- [TASK DIRECTIONS]: Identify each line in the records below that contains the word "Change", and copy it.

- [RECORDED DATA]:
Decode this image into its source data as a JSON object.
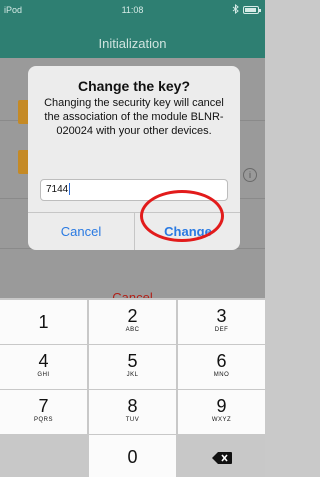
{
  "status": {
    "carrier": "iPod",
    "time": "11:08"
  },
  "nav": {
    "title": "Initialization"
  },
  "background": {
    "cancel_label": "Cancel"
  },
  "dialog": {
    "title": "Change the key?",
    "message": "Changing the security key will cancel the association of the module BLNR-020024 with your other devices.",
    "input_value": "7144",
    "cancel_label": "Cancel",
    "change_label": "Change"
  },
  "keypad": {
    "keys": [
      {
        "digit": "1",
        "letters": ""
      },
      {
        "digit": "2",
        "letters": "ABC"
      },
      {
        "digit": "3",
        "letters": "DEF"
      },
      {
        "digit": "4",
        "letters": "GHI"
      },
      {
        "digit": "5",
        "letters": "JKL"
      },
      {
        "digit": "6",
        "letters": "MNO"
      },
      {
        "digit": "7",
        "letters": "PQRS"
      },
      {
        "digit": "8",
        "letters": "TUV"
      },
      {
        "digit": "9",
        "letters": "WXYZ"
      },
      {
        "digit": "0",
        "letters": ""
      }
    ]
  },
  "colors": {
    "nav_bg": "#2e7f72",
    "accent": "#2a7ae2",
    "destructive": "#b01f17",
    "highlight": "#e21b1b"
  }
}
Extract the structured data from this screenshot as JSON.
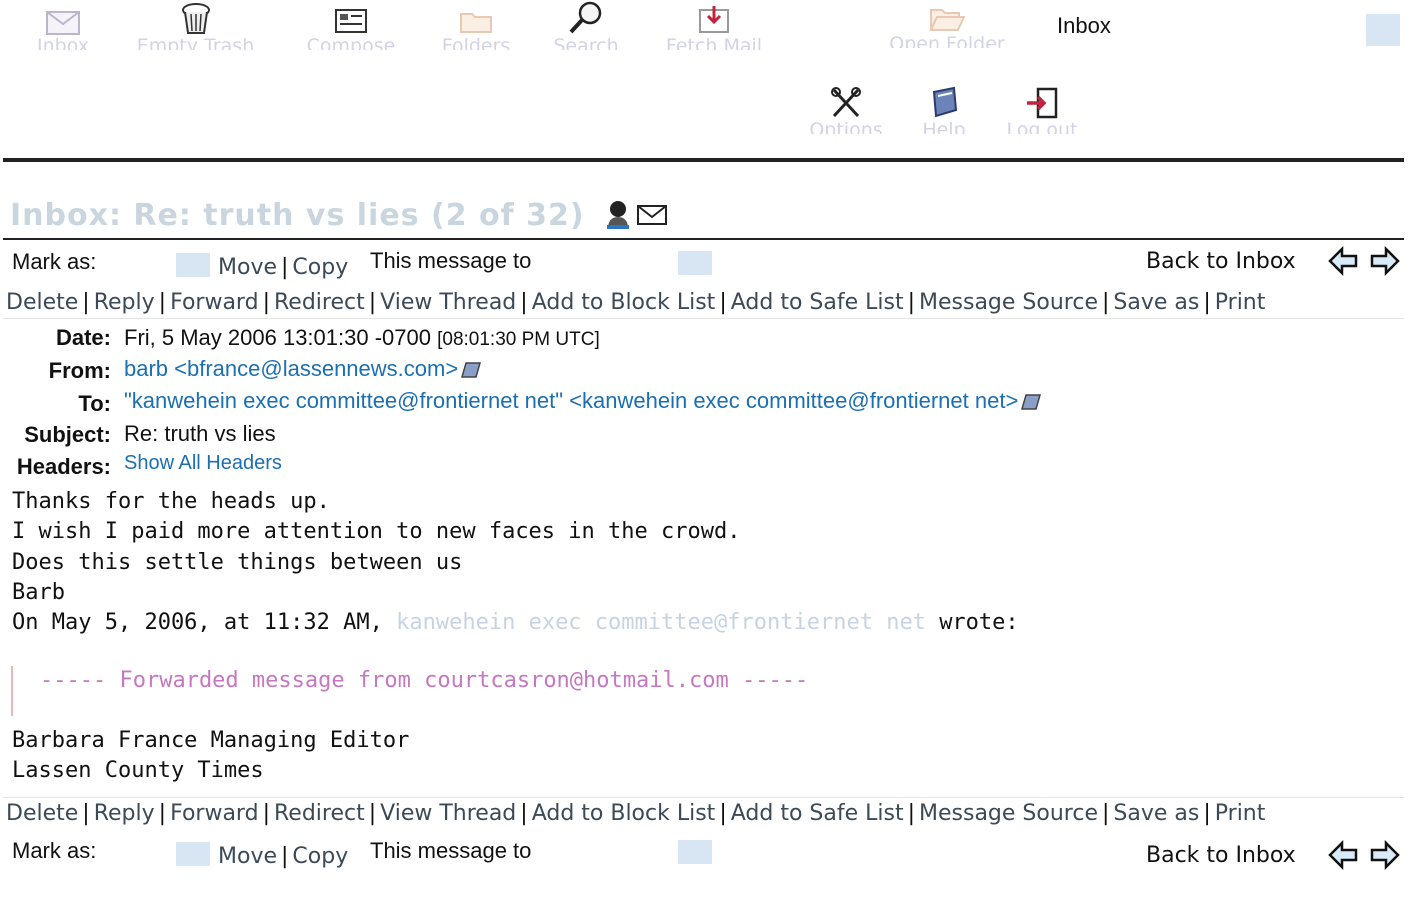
{
  "toolbar": {
    "inbox": "Inbox",
    "empty_trash": "Empty Trash",
    "compose": "Compose",
    "folders": "Folders",
    "search": "Search",
    "fetch_mail": "Fetch Mail",
    "open_folder": "Open Folder",
    "current_folder": "Inbox",
    "options": "Options",
    "help": "Help",
    "log_out": "Log out"
  },
  "page_title": "Inbox: Re: truth vs lies (2 of 32)",
  "actions": {
    "mark_as": "Mark as:",
    "move": "Move",
    "copy": "Copy",
    "this_message_to": "This message to",
    "back_to_inbox": "Back to Inbox",
    "links": [
      "Delete",
      "Reply",
      "Forward",
      "Redirect",
      "View Thread",
      "Add to Block List",
      "Add to Safe List",
      "Message Source",
      "Save as",
      "Print"
    ]
  },
  "headers": {
    "date_label": "Date:",
    "date_value": "Fri, 5 May 2006 13:01:30 -0700",
    "date_utc": "[08:01:30 PM UTC]",
    "from_label": "From:",
    "from_value": "barb <bfrance@lassennews.com>",
    "to_label": "To:",
    "to_value": "\"kanwehein exec committee@frontiernet net\" <kanwehein exec committee@frontiernet net>",
    "subject_label": "Subject:",
    "subject_value": "Re: truth vs lies",
    "headers_label": "Headers:",
    "show_all": "Show All Headers"
  },
  "body": {
    "line1": "Thanks for the heads up.",
    "line2": "I wish I paid more attention to new faces in the crowd.",
    "line3": "Does this settle things between us",
    "line4": "Barb",
    "line5_start": "On May 5, 2006, at 11:32 AM,",
    "line5_link": "kanwehein exec committee@frontiernet net",
    "line5_end": "wrote:",
    "forwarded": "----- Forwarded message from courtcasron@hotmail.com -----",
    "sig1": "Barbara France Managing Editor",
    "sig2": "Lassen County Times"
  },
  "colors": {
    "link": "#1b6fb3",
    "forward_text": "#c678c0",
    "toolbar_label": "#d3d3e6",
    "title": "#c9d6df"
  }
}
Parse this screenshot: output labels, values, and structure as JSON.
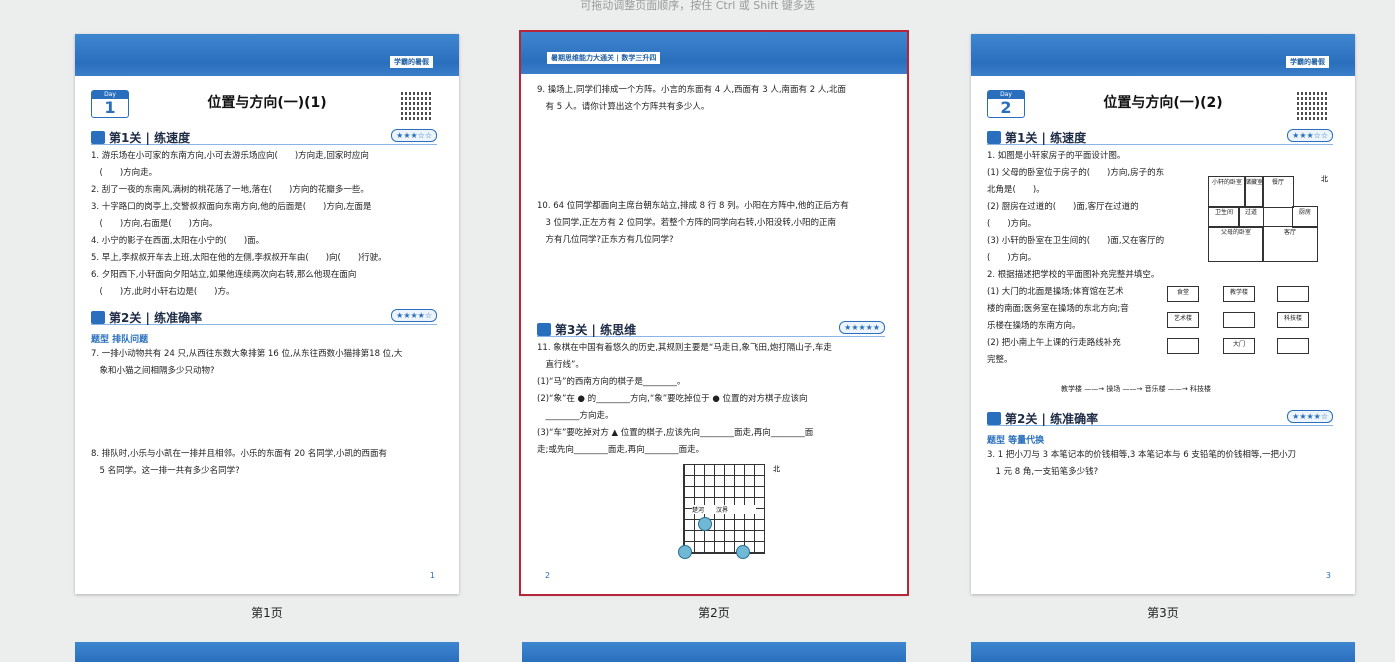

- [OUTPUT OF THE EXERCISE]:
    "title": "Change the key?",
    "change_label": "Change"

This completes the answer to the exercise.